'6. As stated above, the learned Single Judge and the Division Bench in writ appeals confirmed the findings given by the Labour Court that charges against the workmen for breach of trust and misappropriation of funds entrusted to them for the value mentioned in the charge-sheet had been established. After giving the said findings, in our view, the Labour Court materially erred in setting aside the order passed by the Management removing the workmen from the service and reinstating them with 25% back wages. Once act of misappropriation is proved, may be for a small or large amount, there is no question of showing uncalled for sympathy and reinstating the employees in service. Law on this point is well settled. [Re.: Municipal Committee, Bahadurgarh v. Krishnan Behari and Ors. [1996 2 SCR 827]. In U.P. State Road Transport Corporation v. Basudeo Chaudhary and Anr. : (1997) 11 SCC 370 this Court set aside the judgment passed by the High Court in a case where a conductor serving with the U.P. State Road Transport Corporation was removed from service on the ground that alleged misconduct of the conductor was attempt to cause loss of Rs. 65/- to the Corporation by issuing tickets to 23 passengers fro a sum of Rs. 2.35 but recovering @ Rs. 5.35 per head and also by making entry in the way-bill as having received the amount of Rs. 2.35, which figure was subsequently altered to Rs. 2.85. The Court held that it was not possible to say that Corporation removing the conductor from service has imposed a punishment which is disproportionate to his misconduct.

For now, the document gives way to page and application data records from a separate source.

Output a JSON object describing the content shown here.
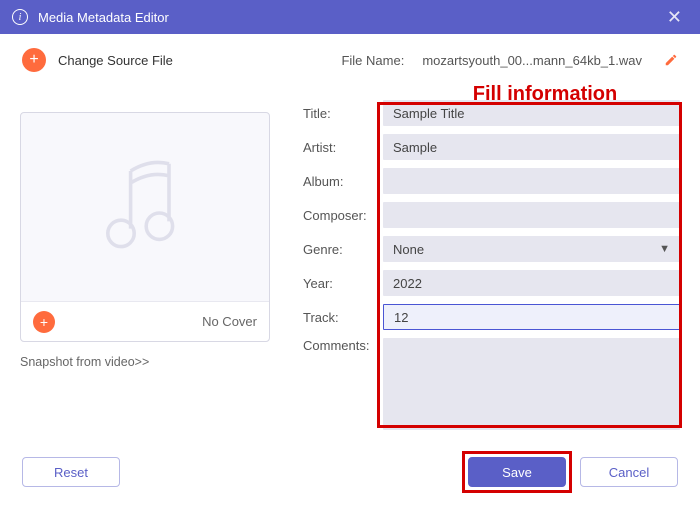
{
  "window": {
    "title": "Media Metadata Editor"
  },
  "toolbar": {
    "change_source": "Change Source File",
    "file_name_label": "File Name:",
    "file_name": "mozartsyouth_00...mann_64kb_1.wav"
  },
  "annotation": {
    "text": "Fill information"
  },
  "cover": {
    "no_cover": "No Cover",
    "snapshot": "Snapshot from video>>"
  },
  "form": {
    "title_label": "Title:",
    "title_value": "Sample Title",
    "artist_label": "Artist:",
    "artist_value": "Sample",
    "album_label": "Album:",
    "album_value": "",
    "composer_label": "Composer:",
    "composer_value": "",
    "genre_label": "Genre:",
    "genre_value": "None",
    "year_label": "Year:",
    "year_value": "2022",
    "track_label": "Track:",
    "track_value": "12",
    "comments_label": "Comments:",
    "comments_value": ""
  },
  "buttons": {
    "reset": "Reset",
    "save": "Save",
    "cancel": "Cancel"
  }
}
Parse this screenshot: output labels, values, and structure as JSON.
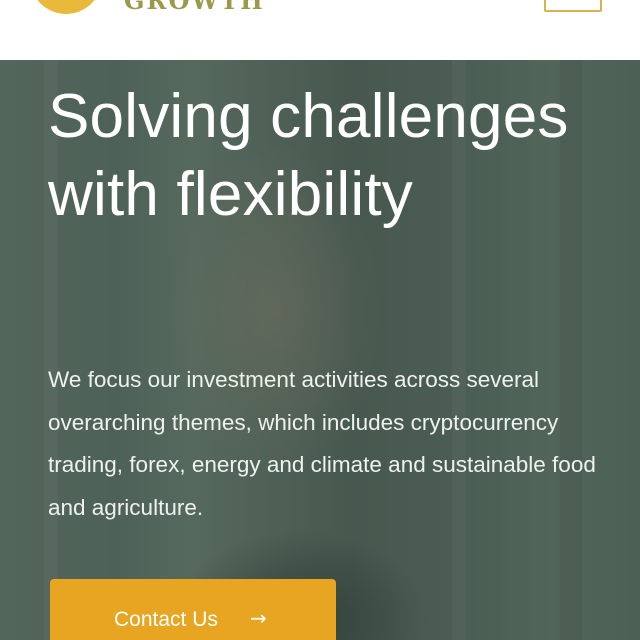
{
  "header": {
    "brand_text": "GROWTH",
    "logo_icon": "logo-coin-icon",
    "menu_icon": "menu-icon",
    "accent_color": "#e8b93a"
  },
  "hero": {
    "title": "Solving challenges with flexibility",
    "description": "We focus our investment activities across several overarching themes, which includes cryptocurrency trading, forex, energy and climate and sustainable food and agriculture.",
    "cta_label": "Contact Us",
    "cta_arrow": "→",
    "cta_color": "#e7a521",
    "overlay_color": "#4b5f55"
  }
}
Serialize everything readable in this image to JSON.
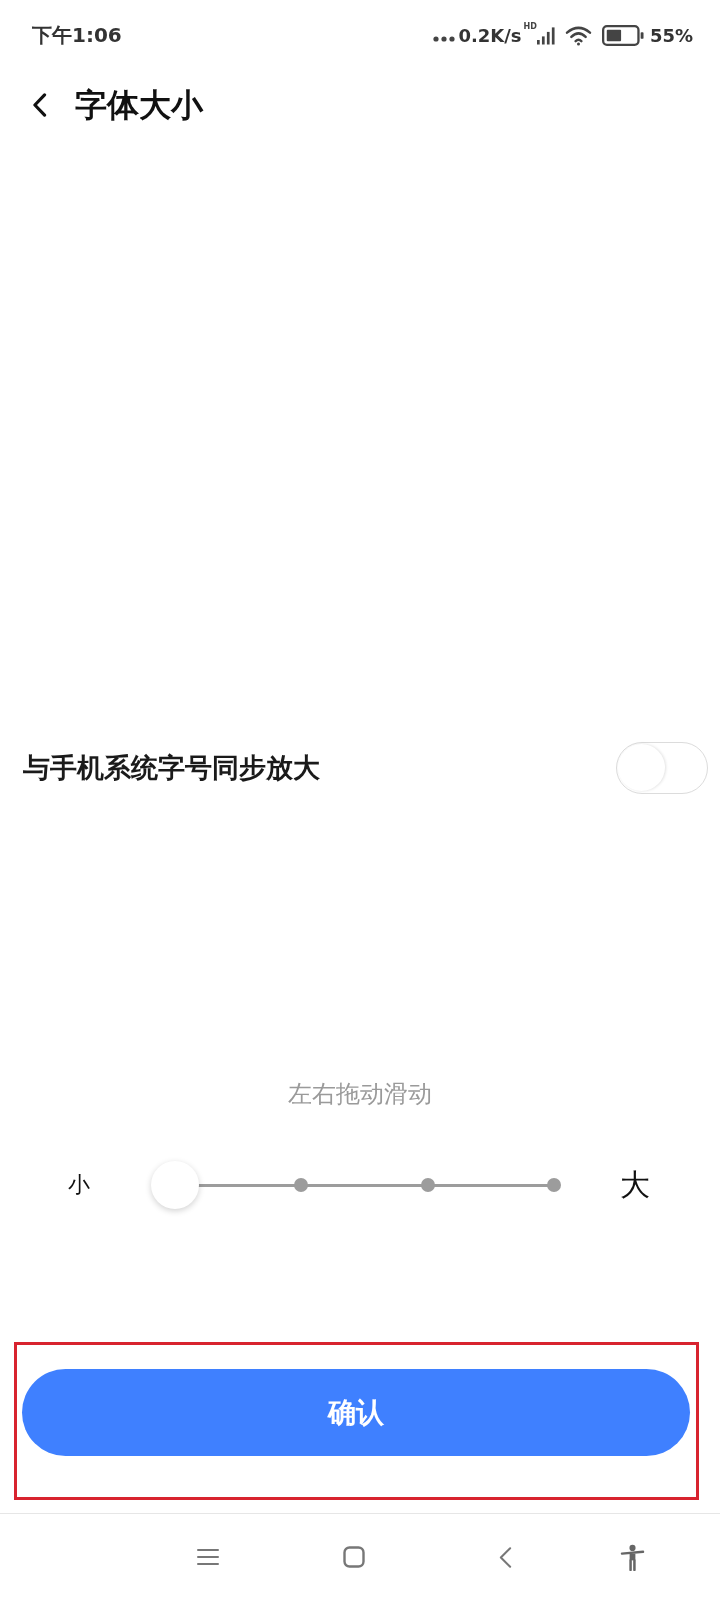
{
  "status_bar": {
    "time": "下午1:06",
    "network_speed": "0.2K/s",
    "network_type": "HD",
    "battery": "55%"
  },
  "header": {
    "title": "字体大小"
  },
  "sync_setting": {
    "label": "与手机系统字号同步放大",
    "on": false
  },
  "font_size_slider": {
    "hint": "左右拖动滑动",
    "min_label": "小",
    "max_label": "大",
    "level": 0
  },
  "confirm_button": {
    "label": "确认"
  }
}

Similarly in Punjab Diary Development Corporation Ltd. and Anr. v. Kala Singh and Ors. (1997) IILLJ 1041 SC, this Court considered the case of a workman who was working as a Diary Helper-cum-Cleaner for collecting the milk from various centers and was charged for the misconduct that he inflated the quantum of milk supplies in milk centers and also inflated the quality of fat contents where there were less fat contents. The Court held that "in view of proof of misconduct a necessary consequence will be that Management has lost confidence that the workman would truthfully and faithfully carry on his duties and consequently the Labour Court rightly declined to exercise the power under Section 11A of the I.D. Act to grant relief with minor penalty.

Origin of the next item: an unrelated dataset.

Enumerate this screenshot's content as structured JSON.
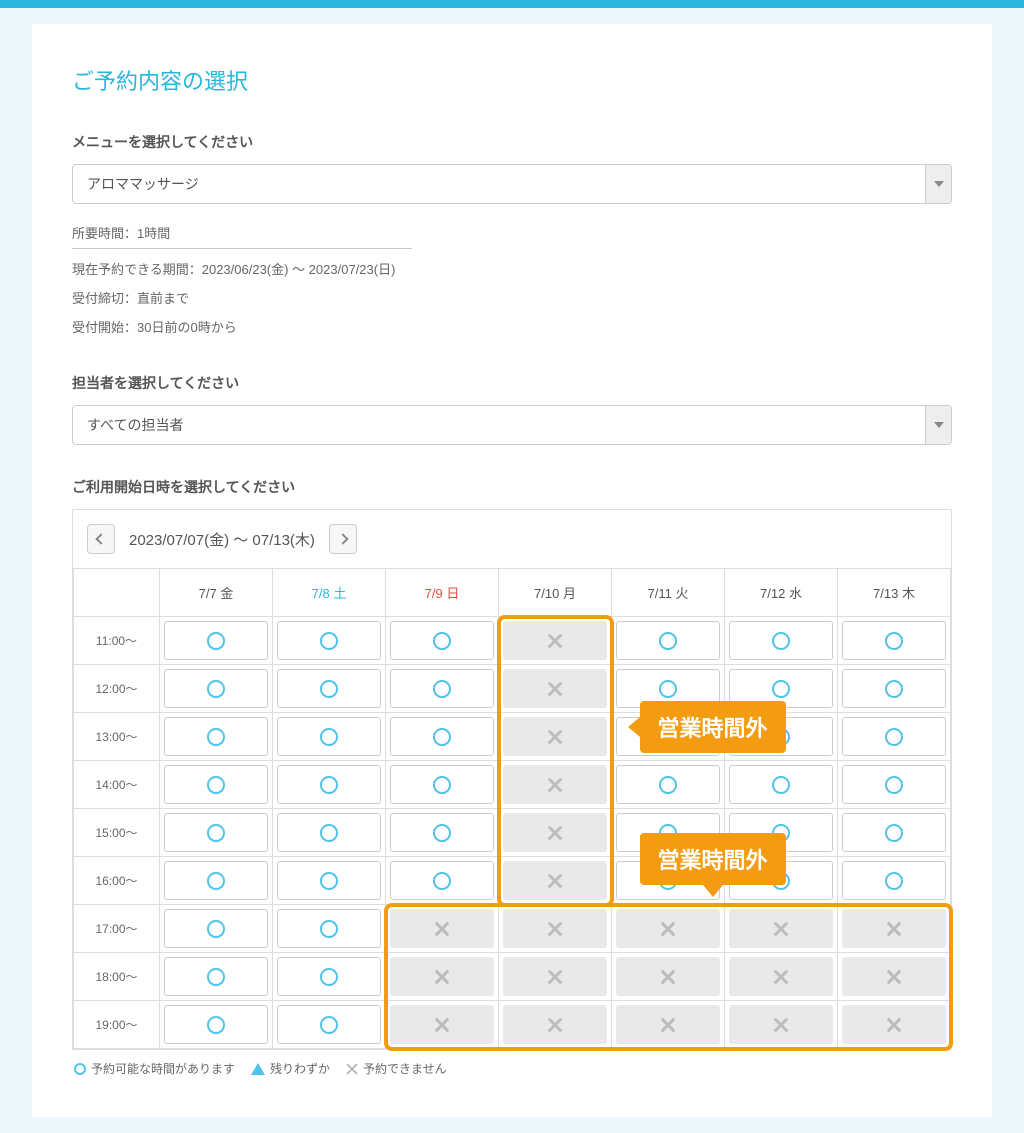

7. In view of the aforesaid settled legal position, the High Court materially erred in confirming the directions given by the Labour Court in reinstating the respondent-workmen with 25% back wages. For giving the aforesaid direction, the Labour Court considered that there is no evidence regarding past misconduct by the employees and, therefore, it can be observed that they have rendered several years of service without any blemish and to some extent, there was lapse on the part of the Management.
8. In case of proved misappropriation, in our view, there is no question of considering past record. It is the discretion of the employer to consider the same in appropriate cases, but the Labour Court cannot substitute the penalty imposed by the employer in such cases.'
20. In the light of the above, I do not find that the impugned judgment of the Industrial Court could be termed as being perverse or erroneous. The Industrial Court has rightly set aside the interim order of the Labour Court dated 11.1.2010. This petition is, therefore, devoid of merits and is dismissed.
21. Rule stands discharged accordingly. No order as to costs.